In 1889 James O’Brien, one of the most famous horticulturists of the 19th century, named the palm “roebelenii” in honor of the German orchid collector Carl Roebelen who was the first to completely document the plant in Laos. The pygmy date palm quickly became popular in landscapes and collections for its attractive leaves and trunk. By 1915, this palm would have been a common hot house plant.

Verschaffeltia splendida
Common Name: Seychelles Stilt Palm
Family Name: Arecaceae
Native to: Seychelles

Verschaffeltia splendida is only found on three islands in the Seychelles where it is threatened by habitat loss. This canopy or understory palm grows in moist rainforests on steep hillsides and ledges. The stilt root system is thought to have evolved to stabilize the palm on steep slopes and in strong winds. The spikes on the trunk of the palm protect it from hungry animals.

Theobroma cacao
Common Name: Cocoa Tree, Chocolate
Family Name: Malvaceae
Native to: Mexico, Central America and northern South America

In the wild, cacao trees may bloom thousands of tiny flowers annually, of which roughly 5% will mature into seed pods. Edible properties of cacao were discovered by Central Americans over 2000 years ago. Now widespread across the equator, almost two-thirds of the world’s cocoa comes from Western Africa.

Musa
Common Name: Banana, Plantain
Family Name: Musaceae
Native to: Southeast Asia and Australia

The Musa genus is primarily known for being the source of bananas and plantains.
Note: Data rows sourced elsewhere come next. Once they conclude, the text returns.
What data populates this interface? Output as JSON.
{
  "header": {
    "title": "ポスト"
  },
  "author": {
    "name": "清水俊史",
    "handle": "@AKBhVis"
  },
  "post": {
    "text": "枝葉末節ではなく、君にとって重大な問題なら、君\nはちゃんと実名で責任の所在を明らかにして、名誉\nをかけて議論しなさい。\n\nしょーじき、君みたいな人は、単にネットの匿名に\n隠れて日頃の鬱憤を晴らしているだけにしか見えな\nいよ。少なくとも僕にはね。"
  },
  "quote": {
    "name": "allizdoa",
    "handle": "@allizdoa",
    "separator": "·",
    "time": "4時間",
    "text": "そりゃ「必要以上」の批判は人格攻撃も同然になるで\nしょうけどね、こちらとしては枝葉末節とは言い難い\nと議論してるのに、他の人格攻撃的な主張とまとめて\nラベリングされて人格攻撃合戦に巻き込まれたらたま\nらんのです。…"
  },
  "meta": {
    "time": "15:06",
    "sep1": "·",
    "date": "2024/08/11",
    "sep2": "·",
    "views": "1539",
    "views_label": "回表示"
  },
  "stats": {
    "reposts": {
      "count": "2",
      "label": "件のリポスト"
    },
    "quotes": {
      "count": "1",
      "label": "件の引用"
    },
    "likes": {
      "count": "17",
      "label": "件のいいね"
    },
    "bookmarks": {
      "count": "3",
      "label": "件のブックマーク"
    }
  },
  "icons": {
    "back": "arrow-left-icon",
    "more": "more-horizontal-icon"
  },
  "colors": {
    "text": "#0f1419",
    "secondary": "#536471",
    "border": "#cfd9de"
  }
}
Considered the fourth most important crop in the world, many cultures expand on the use of Musa plants for things like medicine, fibers, dyes, fuel, cordage, wrapping materials, and even steam for cooking.

Banana or Plantain?
Bananas and plantains are considered the same fruit botanically. However, they differ in genome which lead to the different classifications between cooking bananas, plantains, and dessert bananas.
Costus curvibracteatus
Common Name: Orange Tulip Ginger, Spiral Ginger
Family Name: Costaceae
Native to: Costa Rica and Panama

This plant produces bright orange flowers surrounded by red bracts. The wide leaves attach to the stem in a spiral fashion. The arrangement of the leaves make it a good ground cover and under the right conditions, it will bloom year round. While the plant is commonly called spiral ginger, Costus curvibracteatus is not a true ginger and is not edible.

VISIT US

Whether you’re a native San Franciscan, a visitor from another side of the world, or a classroom of budding botanists, the Conservatory of Flowers offers an intimate up-close experience with rare and endangered plants unlike any other. Come see what treasures await you!

Golden Gate Park | 100 John F. Kennedy Drive | San Francisco, CA 94118 | 415-831-2090